§ **Exercise prompt**: Pull out every line below holding the word "value".

§ **Records for processing**:
▼

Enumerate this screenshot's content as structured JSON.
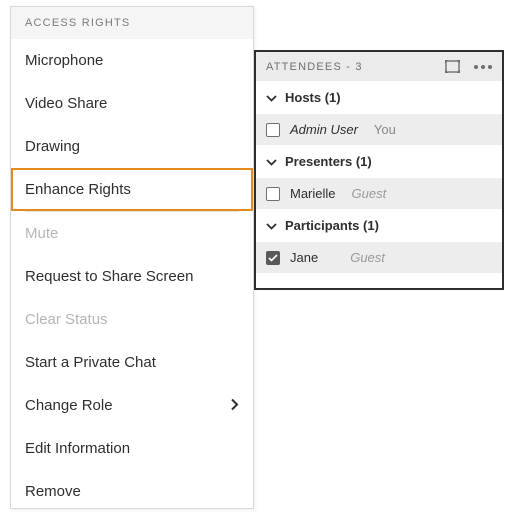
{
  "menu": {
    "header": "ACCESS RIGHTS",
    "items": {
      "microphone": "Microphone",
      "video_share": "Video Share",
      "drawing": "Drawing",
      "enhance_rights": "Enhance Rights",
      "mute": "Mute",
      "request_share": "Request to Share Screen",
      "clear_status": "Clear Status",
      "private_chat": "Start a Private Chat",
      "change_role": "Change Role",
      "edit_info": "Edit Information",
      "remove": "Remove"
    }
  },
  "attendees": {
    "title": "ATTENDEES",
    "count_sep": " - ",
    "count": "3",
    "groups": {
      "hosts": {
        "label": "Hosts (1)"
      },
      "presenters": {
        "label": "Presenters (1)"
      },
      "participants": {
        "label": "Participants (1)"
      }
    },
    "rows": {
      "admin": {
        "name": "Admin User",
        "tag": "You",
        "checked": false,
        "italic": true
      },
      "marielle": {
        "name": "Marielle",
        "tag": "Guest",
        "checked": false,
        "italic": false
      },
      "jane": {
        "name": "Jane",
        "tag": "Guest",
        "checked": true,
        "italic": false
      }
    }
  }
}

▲
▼

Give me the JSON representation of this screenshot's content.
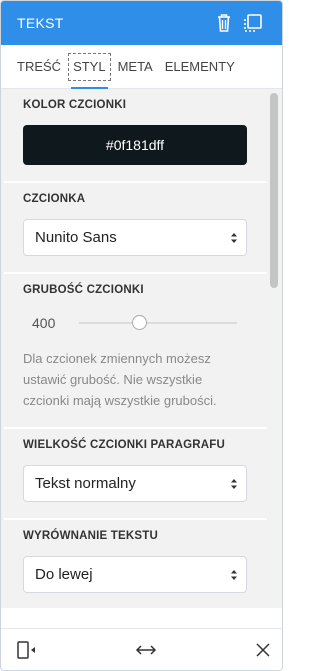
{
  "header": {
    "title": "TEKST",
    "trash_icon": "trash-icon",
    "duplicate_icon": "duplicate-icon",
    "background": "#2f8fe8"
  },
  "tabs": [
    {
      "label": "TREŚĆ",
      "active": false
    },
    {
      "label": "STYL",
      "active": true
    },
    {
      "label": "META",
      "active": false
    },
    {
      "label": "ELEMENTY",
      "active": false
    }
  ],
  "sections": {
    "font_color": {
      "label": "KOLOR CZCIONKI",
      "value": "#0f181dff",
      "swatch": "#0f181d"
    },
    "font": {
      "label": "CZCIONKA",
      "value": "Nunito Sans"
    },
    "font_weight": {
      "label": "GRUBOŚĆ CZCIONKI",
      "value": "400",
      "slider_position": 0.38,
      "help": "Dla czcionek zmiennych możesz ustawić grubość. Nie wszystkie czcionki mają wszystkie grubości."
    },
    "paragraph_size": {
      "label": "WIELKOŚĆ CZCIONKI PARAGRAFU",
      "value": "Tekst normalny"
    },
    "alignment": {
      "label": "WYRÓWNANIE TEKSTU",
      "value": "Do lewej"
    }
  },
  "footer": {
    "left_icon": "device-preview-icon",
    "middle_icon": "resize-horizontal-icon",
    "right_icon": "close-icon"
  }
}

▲
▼

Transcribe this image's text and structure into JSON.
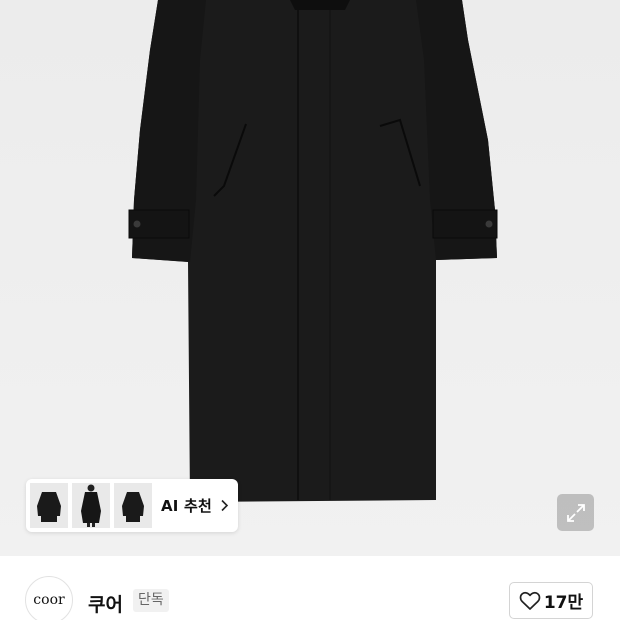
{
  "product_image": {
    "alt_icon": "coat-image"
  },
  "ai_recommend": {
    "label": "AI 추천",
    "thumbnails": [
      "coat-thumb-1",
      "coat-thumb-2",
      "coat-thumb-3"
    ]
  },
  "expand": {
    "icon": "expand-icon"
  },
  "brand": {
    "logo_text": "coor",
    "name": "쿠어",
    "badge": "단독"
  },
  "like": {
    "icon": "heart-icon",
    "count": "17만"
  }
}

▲

§ **Solution to this exercise**:
      "value": "#0f181dff",
      "value": "Nunito Sans"
      "value": "400",
      "value": "Tekst normalny"
      "value": "Do lewej"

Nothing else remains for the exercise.